This week’s guru column
• It’s a cruel world out there in minimum wage land, particularly among the
burger-flippers who work in the trendier parts of London, as David Klassen has
written to inform Guru.
David writes, "In Soho, it costs 20p for three minutes parking at some
meters. This means it costs you £4 an hour to park your car – more than the
national minimal wage. There are people in London working in McDonald’s, who
can look out of a window at work and see an inanimate object on the pavement
earning more than them…"
Still, given some of the money-making alternatives on offer around Soho,
tossing burgers might not seem quite such a bad job.
• If you can see any inanimate objects earning more than you from where you
work, or have any amusing anecdotes to share,
When setting the record straight isn’t that easy…
• Enjoying a quick bite to eat with William Mercer employment law consultant
David Marshland recently, Guru was entertained by a bizarre tale about an
industrial tribunal case.
A few years back Marshland was called on by a client to help fight a case
going to a tribunal brought by a former employee who had been sacked.
When he asked to speak to the manager responsible for sacking the man, in an
attempt to find out the background, he was told that this wasn’t possible and
that all the necessary information would be held in the employee’s file.
But on examining the file he found that it contained pretty limited
information on the employee and nothing relating to the sacking.
Marshland returned to the company and again asked to speak to the manager.
Once again he was told to look in the file. He explained that the
record-keeping was not great and that as a result there was nothing relevant in
the file and he really did need to speak to the manager.
Finally, the company admitted that the reason he couldn’t speak to the
manager was because he had been sacked too. Why was this? Marshland asked.
"He wasn’t very good at doing the paperwork," came the reply.
Human capital jargon-busters spell it out
• Guru has been overwhelmed by the deluge of management jargon flooding in
following his call for the worst examples.

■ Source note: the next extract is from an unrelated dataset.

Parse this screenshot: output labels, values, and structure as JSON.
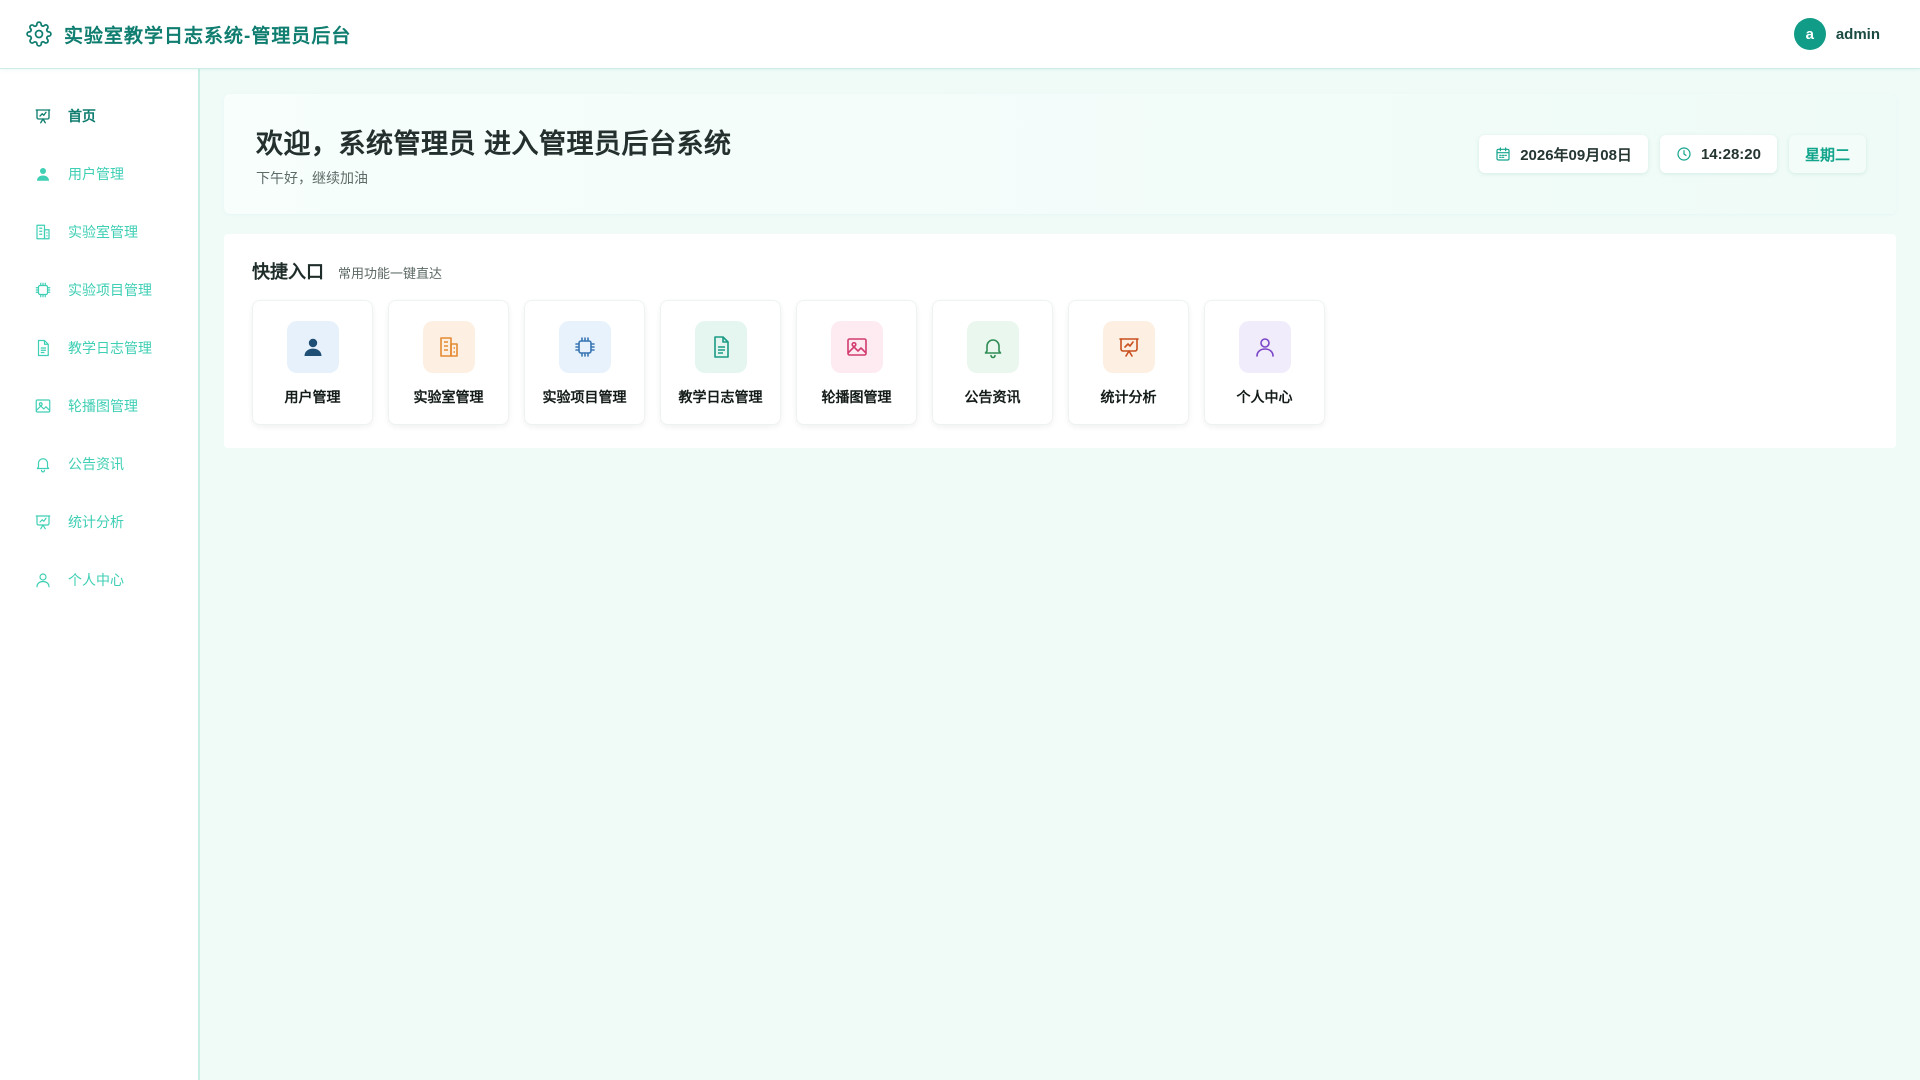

Unsurprisingly, many readers were
able to provide some gems from their bosses.
Among the old favourites were "sing from the same Hymn sheet" and
"positive departure experience".
But Guru has to admit he has himself been baffled by some of the phrases
sent in. For example what on Earth is "cover off"?
Special thanks, though, to Fenella Lacey, employee development adviser at
Shropshire County Council for the following examples and explanations:
• A quick win (something you were just about to do anyway)
• Aim for a win-win scenario (anything for a quiet life)
• We’ll be trialling the concept in a defined area (we’re going to let
someone else do all the hard work for us)
• Strategic thinker (don’t bother me with the facts)
And extra cheeky points go to John Wallace for quoting a sentence out of
Personnel Today as an example of jargon.
More next week, in the meantime keep ’em coming to firstname.lastname@example.org